## [Task brief]
Return all the records, each one exactly as given.

## [Supplied information]

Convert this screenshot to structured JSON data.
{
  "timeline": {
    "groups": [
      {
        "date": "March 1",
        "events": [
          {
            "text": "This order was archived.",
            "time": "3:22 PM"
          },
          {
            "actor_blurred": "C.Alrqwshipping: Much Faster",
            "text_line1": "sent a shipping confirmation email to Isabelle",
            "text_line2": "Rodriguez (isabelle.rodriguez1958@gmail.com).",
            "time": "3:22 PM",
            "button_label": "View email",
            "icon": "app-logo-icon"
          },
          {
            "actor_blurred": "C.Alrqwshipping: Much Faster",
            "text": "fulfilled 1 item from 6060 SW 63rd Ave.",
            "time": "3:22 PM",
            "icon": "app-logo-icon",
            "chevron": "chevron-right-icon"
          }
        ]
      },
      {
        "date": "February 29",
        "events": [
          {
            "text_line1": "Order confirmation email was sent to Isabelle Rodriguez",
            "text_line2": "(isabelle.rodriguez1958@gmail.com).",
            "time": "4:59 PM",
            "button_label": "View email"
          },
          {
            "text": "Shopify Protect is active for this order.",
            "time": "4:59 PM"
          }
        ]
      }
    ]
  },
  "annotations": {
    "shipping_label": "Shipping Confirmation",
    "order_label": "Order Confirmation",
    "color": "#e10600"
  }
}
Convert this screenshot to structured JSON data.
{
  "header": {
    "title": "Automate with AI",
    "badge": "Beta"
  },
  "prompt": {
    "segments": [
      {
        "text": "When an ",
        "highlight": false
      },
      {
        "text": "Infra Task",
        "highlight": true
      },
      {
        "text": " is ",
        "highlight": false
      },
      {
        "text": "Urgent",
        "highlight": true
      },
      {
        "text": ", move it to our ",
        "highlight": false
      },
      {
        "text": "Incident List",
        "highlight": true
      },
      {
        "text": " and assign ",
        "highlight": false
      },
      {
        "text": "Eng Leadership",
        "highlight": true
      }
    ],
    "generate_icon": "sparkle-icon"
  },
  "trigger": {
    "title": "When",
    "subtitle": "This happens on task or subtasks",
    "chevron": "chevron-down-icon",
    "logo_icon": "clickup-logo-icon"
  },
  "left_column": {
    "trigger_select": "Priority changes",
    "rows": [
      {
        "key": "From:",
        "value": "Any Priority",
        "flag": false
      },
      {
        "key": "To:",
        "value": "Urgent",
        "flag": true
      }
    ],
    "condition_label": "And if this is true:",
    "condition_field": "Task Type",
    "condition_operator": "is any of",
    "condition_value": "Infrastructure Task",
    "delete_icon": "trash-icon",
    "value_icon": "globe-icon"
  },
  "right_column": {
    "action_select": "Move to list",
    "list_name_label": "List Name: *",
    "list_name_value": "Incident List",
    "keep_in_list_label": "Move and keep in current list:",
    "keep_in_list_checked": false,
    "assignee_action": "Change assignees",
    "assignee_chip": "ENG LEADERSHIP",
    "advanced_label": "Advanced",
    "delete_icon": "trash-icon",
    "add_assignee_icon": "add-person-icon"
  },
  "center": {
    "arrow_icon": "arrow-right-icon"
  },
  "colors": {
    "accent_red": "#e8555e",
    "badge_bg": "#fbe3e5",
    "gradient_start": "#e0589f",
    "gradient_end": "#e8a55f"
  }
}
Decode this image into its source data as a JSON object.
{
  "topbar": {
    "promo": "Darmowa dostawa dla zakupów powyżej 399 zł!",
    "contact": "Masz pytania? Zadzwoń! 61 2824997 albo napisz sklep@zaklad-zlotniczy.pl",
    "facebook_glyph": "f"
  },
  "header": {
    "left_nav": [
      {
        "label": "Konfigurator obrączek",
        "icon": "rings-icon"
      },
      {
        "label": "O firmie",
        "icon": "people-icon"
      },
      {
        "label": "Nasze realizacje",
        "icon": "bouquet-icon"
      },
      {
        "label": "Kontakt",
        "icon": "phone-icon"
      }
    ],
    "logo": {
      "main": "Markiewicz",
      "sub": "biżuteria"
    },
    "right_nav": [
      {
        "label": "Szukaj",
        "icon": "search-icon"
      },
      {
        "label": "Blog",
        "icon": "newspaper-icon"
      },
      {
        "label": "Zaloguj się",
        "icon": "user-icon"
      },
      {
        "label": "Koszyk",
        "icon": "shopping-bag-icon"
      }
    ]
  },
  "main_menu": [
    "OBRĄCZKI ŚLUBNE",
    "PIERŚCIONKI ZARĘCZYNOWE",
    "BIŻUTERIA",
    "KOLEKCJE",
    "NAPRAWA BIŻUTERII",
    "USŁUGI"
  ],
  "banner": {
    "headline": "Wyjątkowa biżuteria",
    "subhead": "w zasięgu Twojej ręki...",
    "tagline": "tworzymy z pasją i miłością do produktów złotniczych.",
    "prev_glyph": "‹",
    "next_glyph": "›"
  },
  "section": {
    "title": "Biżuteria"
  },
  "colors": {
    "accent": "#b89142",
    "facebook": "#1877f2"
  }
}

## [Response below]
Convert this screenshot to structured JSON data.
{
  "timeline": {
    "groups": [
      {
        "date": "March 1",
        "events": [
          {
            "text": "This order was archived.",
            "time": "3:22 PM"
          },
          {
            "actor_blurred": "C.Alrqwshipping: Much Faster",
            "text_line1": "sent a shipping confirmation email to Isabelle",
            "text_line2": "Rodriguez (isabelle.rodriguez1958@gmail.com).",
            "time": "3:22 PM",
            "button_label": "View email",
            "icon": "app-logo-icon"
          },
          {
            "actor_blurred": "C.Alrqwshipping: Much Faster",
            "text": "fulfilled 1 item from 6060 SW 63rd Ave.",
            "time": "3:22 PM",
            "icon": "app-logo-icon",
            "chevron": "chevron-right-icon"
          }
        ]
      },
      {
        "date": "February 29",
        "events": [
          {
            "text_line1": "Order confirmation email was sent to Isabelle Rodriguez",
            "text_line2": "(isabelle.rodriguez1958@gmail.com).",
            "time": "4:59 PM",
            "button_label": "View email"
          },
          {
            "text": "Shopify Protect is active for this order.",
            "time": "4:59 PM"
          }
        ]
      }
    ]
  },
  "annotations": {
    "shipping_label": "Shipping Confirmation",
    "order_label": "Order Confirmation",
    "color": "#e10600"
  }
}
Convert this screenshot to structured JSON data.
{
  "header": {
    "title": "Automate with AI",
    "badge": "Beta"
  },
  "prompt": {
    "segments": [
      {
        "text": "When an ",
        "highlight": false
      },
      {
        "text": "Infra Task",
        "highlight": true
      },
      {
        "text": " is ",
        "highlight": false
      },
      {
        "text": "Urgent",
        "highlight": true
      },
      {
        "text": ", move it to our ",
        "highlight": false
      },
      {
        "text": "Incident List",
        "highlight": true
      },
      {
        "text": " and assign ",
        "highlight": false
      },
      {
        "text": "Eng Leadership",
        "highlight": true
      }
    ],
    "generate_icon": "sparkle-icon"
  },
  "trigger": {
    "title": "When",
    "subtitle": "This happens on task or subtasks",
    "chevron": "chevron-down-icon",
    "logo_icon": "clickup-logo-icon"
  },
  "left_column": {
    "trigger_select": "Priority changes",
    "rows": [
      {
        "key": "From:",
        "value": "Any Priority",
        "flag": false
      },
      {
        "key": "To:",
        "value": "Urgent",
        "flag": true
      }
    ],
    "condition_label": "And if this is true:",
    "condition_field": "Task Type",
    "condition_operator": "is any of",
    "condition_value": "Infrastructure Task",
    "delete_icon": "trash-icon",
    "value_icon": "globe-icon"
  },
  "right_column": {
    "action_select": "Move to list",
    "list_name_label": "List Name: *",
    "list_name_value": "Incident List",
    "keep_in_list_label": "Move and keep in current list:",
    "keep_in_list_checked": false,
    "assignee_action": "Change assignees",
    "assignee_chip": "ENG LEADERSHIP",
    "advanced_label": "Advanced",
    "delete_icon": "trash-icon",
    "add_assignee_icon": "add-person-icon"
  },
  "center": {
    "arrow_icon": "arrow-right-icon"
  },
  "colors": {
    "accent_red": "#e8555e",
    "badge_bg": "#fbe3e5",
    "gradient_start": "#e0589f",
    "gradient_end": "#e8a55f"
  }
}
Decode this image into its source data as a JSON object.
{
  "topbar": {
    "promo": "Darmowa dostawa dla zakupów powyżej 399 zł!",
    "contact": "Masz pytania? Zadzwoń! 61 2824997 albo napisz sklep@zaklad-zlotniczy.pl",
    "facebook_glyph": "f"
  },
  "header": {
    "left_nav": [
      {
        "label": "Konfigurator obrączek",
        "icon": "rings-icon"
      },
      {
        "label": "O firmie",
        "icon": "people-icon"
      },
      {
        "label": "Nasze realizacje",
        "icon": "bouquet-icon"
      },
      {
        "label": "Kontakt",
        "icon": "phone-icon"
      }
    ],
    "logo": {
      "main": "Markiewicz",
      "sub": "biżuteria"
    },
    "right_nav": [
      {
        "label": "Szukaj",
        "icon": "search-icon"
      },
      {
        "label": "Blog",
        "icon": "newspaper-icon"
      },
      {
        "label": "Zaloguj się",
        "icon": "user-icon"
      },
      {
        "label": "Koszyk",
        "icon": "shopping-bag-icon"
      }
    ]
  },
  "main_menu": [
    "OBRĄCZKI ŚLUBNE",
    "PIERŚCIONKI ZARĘCZYNOWE",
    "BIŻUTERIA",
    "KOLEKCJE",
    "NAPRAWA BIŻUTERII",
    "USŁUGI"
  ],
  "banner": {
    "headline": "Wyjątkowa biżuteria",
    "subhead": "w zasięgu Twojej ręki...",
    "tagline": "tworzymy z pasją i miłością do produktów złotniczych.",
    "prev_glyph": "‹",
    "next_glyph": "›"
  },
  "section": {
    "title": "Biżuteria"
  },
  "colors": {
    "accent": "#b89142",
    "facebook": "#1877f2"
  }
}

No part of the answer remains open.